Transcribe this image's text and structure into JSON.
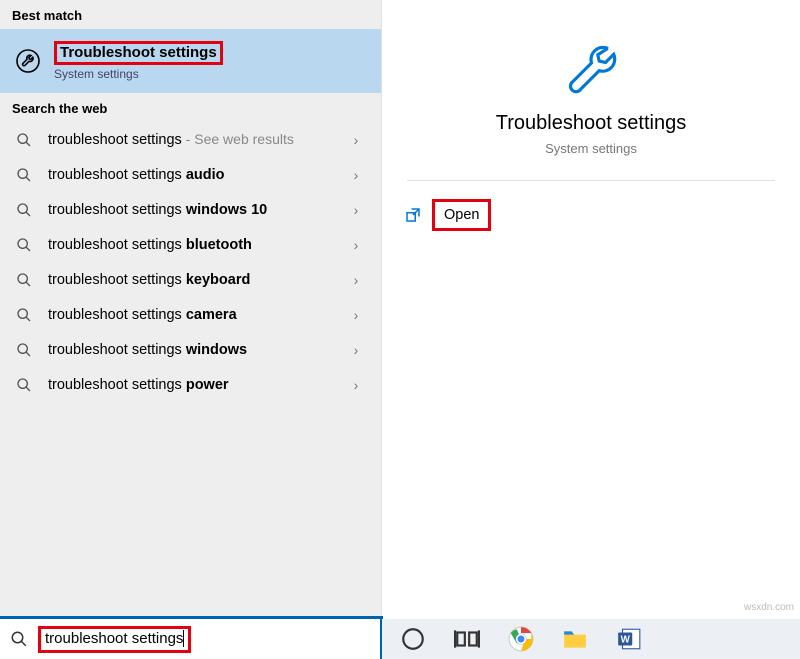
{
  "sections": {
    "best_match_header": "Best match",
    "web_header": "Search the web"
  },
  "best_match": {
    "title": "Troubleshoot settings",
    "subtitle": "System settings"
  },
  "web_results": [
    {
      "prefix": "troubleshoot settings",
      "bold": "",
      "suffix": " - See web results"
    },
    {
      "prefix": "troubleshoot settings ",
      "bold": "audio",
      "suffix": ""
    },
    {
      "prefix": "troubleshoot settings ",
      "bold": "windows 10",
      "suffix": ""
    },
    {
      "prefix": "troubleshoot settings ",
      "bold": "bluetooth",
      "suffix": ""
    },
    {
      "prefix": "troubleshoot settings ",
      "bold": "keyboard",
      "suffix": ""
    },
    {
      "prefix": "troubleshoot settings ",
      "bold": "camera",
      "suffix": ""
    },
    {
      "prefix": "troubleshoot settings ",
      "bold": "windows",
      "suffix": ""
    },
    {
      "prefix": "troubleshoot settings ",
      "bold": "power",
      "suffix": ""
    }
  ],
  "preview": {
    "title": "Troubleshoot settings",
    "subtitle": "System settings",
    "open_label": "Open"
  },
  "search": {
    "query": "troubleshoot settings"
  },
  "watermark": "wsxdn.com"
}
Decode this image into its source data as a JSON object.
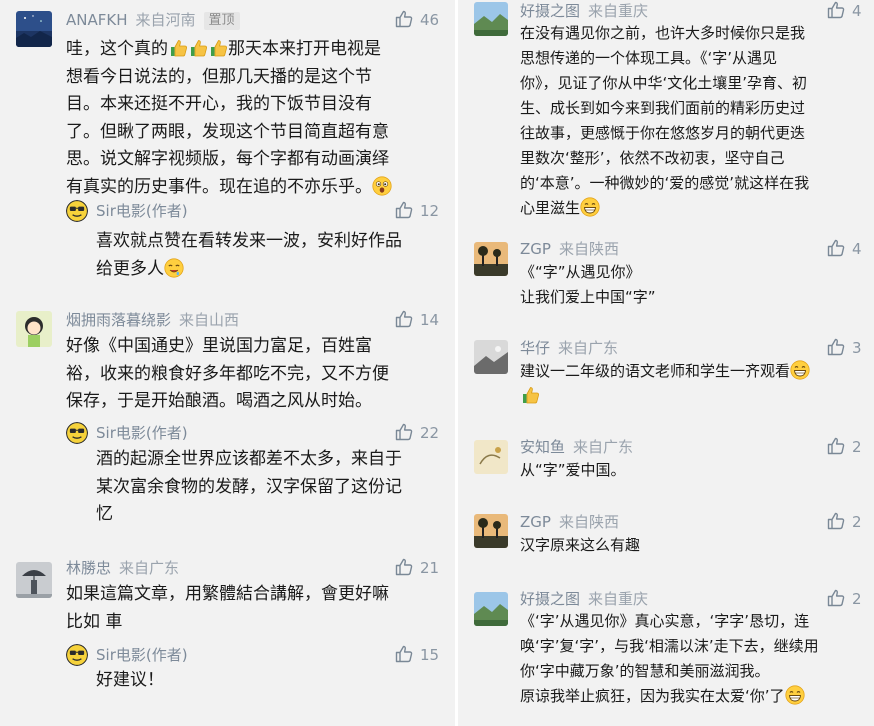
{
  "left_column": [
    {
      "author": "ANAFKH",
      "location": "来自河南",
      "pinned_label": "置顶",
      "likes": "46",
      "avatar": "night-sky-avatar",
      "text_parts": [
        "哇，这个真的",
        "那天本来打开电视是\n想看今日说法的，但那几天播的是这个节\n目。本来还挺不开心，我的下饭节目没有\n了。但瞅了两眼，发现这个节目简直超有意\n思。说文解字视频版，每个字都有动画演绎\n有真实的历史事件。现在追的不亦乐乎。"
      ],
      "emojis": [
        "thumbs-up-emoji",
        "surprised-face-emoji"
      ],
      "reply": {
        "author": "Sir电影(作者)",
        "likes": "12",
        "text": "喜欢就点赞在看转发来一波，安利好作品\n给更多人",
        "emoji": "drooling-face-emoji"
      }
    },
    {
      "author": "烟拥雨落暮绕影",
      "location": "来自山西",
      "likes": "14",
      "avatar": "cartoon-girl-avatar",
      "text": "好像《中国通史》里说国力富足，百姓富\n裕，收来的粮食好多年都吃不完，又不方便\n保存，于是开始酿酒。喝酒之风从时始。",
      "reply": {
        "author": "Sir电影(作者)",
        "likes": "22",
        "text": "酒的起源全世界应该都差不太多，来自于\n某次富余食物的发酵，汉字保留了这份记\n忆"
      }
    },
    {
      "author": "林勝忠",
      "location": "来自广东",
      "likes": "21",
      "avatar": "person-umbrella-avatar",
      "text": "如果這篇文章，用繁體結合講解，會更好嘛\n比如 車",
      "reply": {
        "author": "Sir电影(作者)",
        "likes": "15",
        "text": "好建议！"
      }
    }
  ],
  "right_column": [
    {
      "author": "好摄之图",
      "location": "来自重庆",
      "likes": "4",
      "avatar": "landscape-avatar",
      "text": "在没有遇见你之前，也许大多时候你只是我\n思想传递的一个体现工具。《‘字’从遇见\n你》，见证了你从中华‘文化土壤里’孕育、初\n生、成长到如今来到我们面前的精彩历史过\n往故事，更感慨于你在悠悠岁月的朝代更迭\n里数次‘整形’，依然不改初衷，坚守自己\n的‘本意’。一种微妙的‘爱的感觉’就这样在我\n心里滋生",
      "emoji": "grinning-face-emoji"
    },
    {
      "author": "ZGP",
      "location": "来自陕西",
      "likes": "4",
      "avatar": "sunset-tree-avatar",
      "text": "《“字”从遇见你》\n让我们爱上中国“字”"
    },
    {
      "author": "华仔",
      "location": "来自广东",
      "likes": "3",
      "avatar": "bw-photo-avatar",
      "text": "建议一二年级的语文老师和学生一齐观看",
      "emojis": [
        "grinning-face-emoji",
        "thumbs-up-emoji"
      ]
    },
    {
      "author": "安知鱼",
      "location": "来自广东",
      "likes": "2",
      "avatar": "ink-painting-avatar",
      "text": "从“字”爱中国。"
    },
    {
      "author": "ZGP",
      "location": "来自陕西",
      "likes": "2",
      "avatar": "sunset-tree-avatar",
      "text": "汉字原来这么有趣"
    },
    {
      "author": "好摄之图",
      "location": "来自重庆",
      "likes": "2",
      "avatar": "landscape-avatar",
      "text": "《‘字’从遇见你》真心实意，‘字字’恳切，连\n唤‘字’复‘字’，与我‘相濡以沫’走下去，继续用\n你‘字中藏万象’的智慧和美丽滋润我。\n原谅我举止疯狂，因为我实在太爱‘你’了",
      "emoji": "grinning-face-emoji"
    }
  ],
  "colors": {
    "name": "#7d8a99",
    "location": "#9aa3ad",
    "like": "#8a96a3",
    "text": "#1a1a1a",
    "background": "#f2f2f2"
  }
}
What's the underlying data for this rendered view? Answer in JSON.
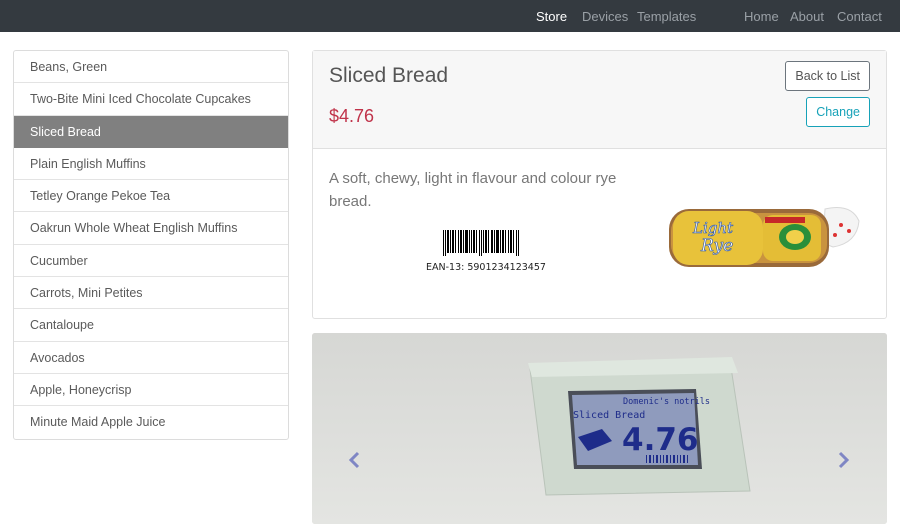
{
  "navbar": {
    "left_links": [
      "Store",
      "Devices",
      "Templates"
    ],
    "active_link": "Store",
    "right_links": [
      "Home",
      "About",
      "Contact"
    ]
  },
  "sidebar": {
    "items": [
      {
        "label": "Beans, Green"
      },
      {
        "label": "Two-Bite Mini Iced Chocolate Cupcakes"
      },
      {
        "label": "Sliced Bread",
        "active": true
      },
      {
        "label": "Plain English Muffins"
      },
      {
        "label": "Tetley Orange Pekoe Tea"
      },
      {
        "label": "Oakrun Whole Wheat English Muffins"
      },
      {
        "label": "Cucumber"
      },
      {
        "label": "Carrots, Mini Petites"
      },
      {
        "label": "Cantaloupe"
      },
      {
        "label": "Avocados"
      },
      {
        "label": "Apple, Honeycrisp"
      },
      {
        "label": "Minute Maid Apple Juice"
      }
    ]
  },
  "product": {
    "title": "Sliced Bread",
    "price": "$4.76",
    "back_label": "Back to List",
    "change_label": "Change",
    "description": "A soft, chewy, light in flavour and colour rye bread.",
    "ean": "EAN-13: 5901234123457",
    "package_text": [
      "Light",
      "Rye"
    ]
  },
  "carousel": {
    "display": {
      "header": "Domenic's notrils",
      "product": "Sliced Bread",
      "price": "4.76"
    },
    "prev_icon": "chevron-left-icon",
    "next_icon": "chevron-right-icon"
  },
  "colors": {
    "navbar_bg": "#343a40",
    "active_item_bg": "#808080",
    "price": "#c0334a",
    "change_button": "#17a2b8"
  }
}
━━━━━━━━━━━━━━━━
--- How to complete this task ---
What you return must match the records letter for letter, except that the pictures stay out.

--- Task result ---
Transcribe this image's text and structure into JSON.
{
  "sections": {
    "best_match_header": "Best match",
    "web_header": "Search the web"
  },
  "best_match": {
    "title": "Troubleshoot settings",
    "subtitle": "System settings"
  },
  "web_results": [
    {
      "prefix": "troubleshoot settings",
      "bold": "",
      "suffix": " - See web results"
    },
    {
      "prefix": "troubleshoot settings ",
      "bold": "audio",
      "suffix": ""
    },
    {
      "prefix": "troubleshoot settings ",
      "bold": "windows 10",
      "suffix": ""
    },
    {
      "prefix": "troubleshoot settings ",
      "bold": "bluetooth",
      "suffix": ""
    },
    {
      "prefix": "troubleshoot settings ",
      "bold": "keyboard",
      "suffix": ""
    },
    {
      "prefix": "troubleshoot settings ",
      "bold": "camera",
      "suffix": ""
    },
    {
      "prefix": "troubleshoot settings ",
      "bold": "windows",
      "suffix": ""
    },
    {
      "prefix": "troubleshoot settings ",
      "bold": "power",
      "suffix": ""
    }
  ],
  "preview": {
    "title": "Troubleshoot settings",
    "subtitle": "System settings",
    "open_label": "Open"
  },
  "search": {
    "query": "troubleshoot settings"
  },
  "watermark": "wsxdn.com"
}
Decode this image into its source data as a JSON object.
{
  "left_column": [
    {
      "author": "ANAFKH",
      "location": "来自河南",
      "pinned_label": "置顶",
      "likes": "46",
      "avatar": "night-sky-avatar",
      "text_parts": [
        "哇，这个真的",
        "那天本来打开电视是\n想看今日说法的，但那几天播的是这个节\n目。本来还挺不开心，我的下饭节目没有\n了。但瞅了两眼，发现这个节目简直超有意\n思。说文解字视频版，每个字都有动画演绎\n有真实的历史事件。现在追的不亦乐乎。"
      ],
      "emojis": [
        "thumbs-up-emoji",
        "surprised-face-emoji"
      ],
      "reply": {
        "author": "Sir电影(作者)",
        "likes": "12",
        "text": "喜欢就点赞在看转发来一波，安利好作品\n给更多人",
        "emoji": "drooling-face-emoji"
      }
    },
    {
      "author": "烟拥雨落暮绕影",
      "location": "来自山西",
      "likes": "14",
      "avatar": "cartoon-girl-avatar",
      "text": "好像《中国通史》里说国力富足，百姓富\n裕，收来的粮食好多年都吃不完，又不方便\n保存，于是开始酿酒。喝酒之风从时始。",
      "reply": {
        "author": "Sir电影(作者)",
        "likes": "22",
        "text": "酒的起源全世界应该都差不太多，来自于\n某次富余食物的发酵，汉字保留了这份记\n忆"
      }
    },
    {
      "author": "林勝忠",
      "location": "来自广东",
      "likes": "21",
      "avatar": "person-umbrella-avatar",
      "text": "如果這篇文章，用繁體結合講解，會更好嘛\n比如 車",
      "reply": {
        "author": "Sir电影(作者)",
        "likes": "15",
        "text": "好建议！"
      }
    }
  ],
  "right_column": [
    {
      "author": "好摄之图",
      "location": "来自重庆",
      "likes": "4",
      "avatar": "landscape-avatar",
      "text": "在没有遇见你之前，也许大多时候你只是我\n思想传递的一个体现工具。《‘字’从遇见\n你》，见证了你从中华‘文化土壤里’孕育、初\n生、成长到如今来到我们面前的精彩历史过\n往故事，更感慨于你在悠悠岁月的朝代更迭\n里数次‘整形’，依然不改初衷，坚守自己\n的‘本意’。一种微妙的‘爱的感觉’就这样在我\n心里滋生",
      "emoji": "grinning-face-emoji"
    },
    {
      "author": "ZGP",
      "location": "来自陕西",
      "likes": "4",
      "avatar": "sunset-tree-avatar",
      "text": "《“字”从遇见你》\n让我们爱上中国“字”"
    },
    {
      "author": "华仔",
      "location": "来自广东",
      "likes": "3",
      "avatar": "bw-photo-avatar",
      "text": "建议一二年级的语文老师和学生一齐观看",
      "emojis": [
        "grinning-face-emoji",
        "thumbs-up-emoji"
      ]
    },
    {
      "author": "安知鱼",
      "location": "来自广东",
      "likes": "2",
      "avatar": "ink-painting-avatar",
      "text": "从“字”爱中国。"
    },
    {
      "author": "ZGP",
      "location": "来自陕西",
      "likes": "2",
      "avatar": "sunset-tree-avatar",
      "text": "汉字原来这么有趣"
    },
    {
      "author": "好摄之图",
      "location": "来自重庆",
      "likes": "2",
      "avatar": "landscape-avatar",
      "text": "《‘字’从遇见你》真心实意，‘字字’恳切，连\n唤‘字’复‘字’，与我‘相濡以沫’走下去，继续用\n你‘字中藏万象’的智慧和美丽滋润我。\n原谅我举止疯狂，因为我实在太爱‘你’了",
      "emoji": "grinning-face-emoji"
    }
  ],
  "colors": {
    "name": "#7d8a99",
    "location": "#9aa3ad",
    "like": "#8a96a3",
    "text": "#1a1a1a",
    "background": "#f2f2f2"
  }
}
What's the underlying data for this rendered view? Answer in JSON.
{
  "navbar": {
    "left_links": [
      "Store",
      "Devices",
      "Templates"
    ],
    "active_link": "Store",
    "right_links": [
      "Home",
      "About",
      "Contact"
    ]
  },
  "sidebar": {
    "items": [
      {
        "label": "Beans, Green"
      },
      {
        "label": "Two-Bite Mini Iced Chocolate Cupcakes"
      },
      {
        "label": "Sliced Bread",
        "active": true
      },
      {
        "label": "Plain English Muffins"
      },
      {
        "label": "Tetley Orange Pekoe Tea"
      },
      {
        "label": "Oakrun Whole Wheat English Muffins"
      },
      {
        "label": "Cucumber"
      },
      {
        "label": "Carrots, Mini Petites"
      },
      {
        "label": "Cantaloupe"
      },
      {
        "label": "Avocados"
      },
      {
        "label": "Apple, Honeycrisp"
      },
      {
        "label": "Minute Maid Apple Juice"
      }
    ]
  },
  "product": {
    "title": "Sliced Bread",
    "price": "$4.76",
    "back_label": "Back to List",
    "change_label": "Change",
    "description": "A soft, chewy, light in flavour and colour rye bread.",
    "ean": "EAN-13: 5901234123457",
    "package_text": [
      "Light",
      "Rye"
    ]
  },
  "carousel": {
    "display": {
      "header": "Domenic's notrils",
      "product": "Sliced Bread",
      "price": "4.76"
    },
    "prev_icon": "chevron-left-icon",
    "next_icon": "chevron-right-icon"
  },
  "colors": {
    "navbar_bg": "#343a40",
    "active_item_bg": "#808080",
    "price": "#c0334a",
    "change_button": "#17a2b8"
  }
}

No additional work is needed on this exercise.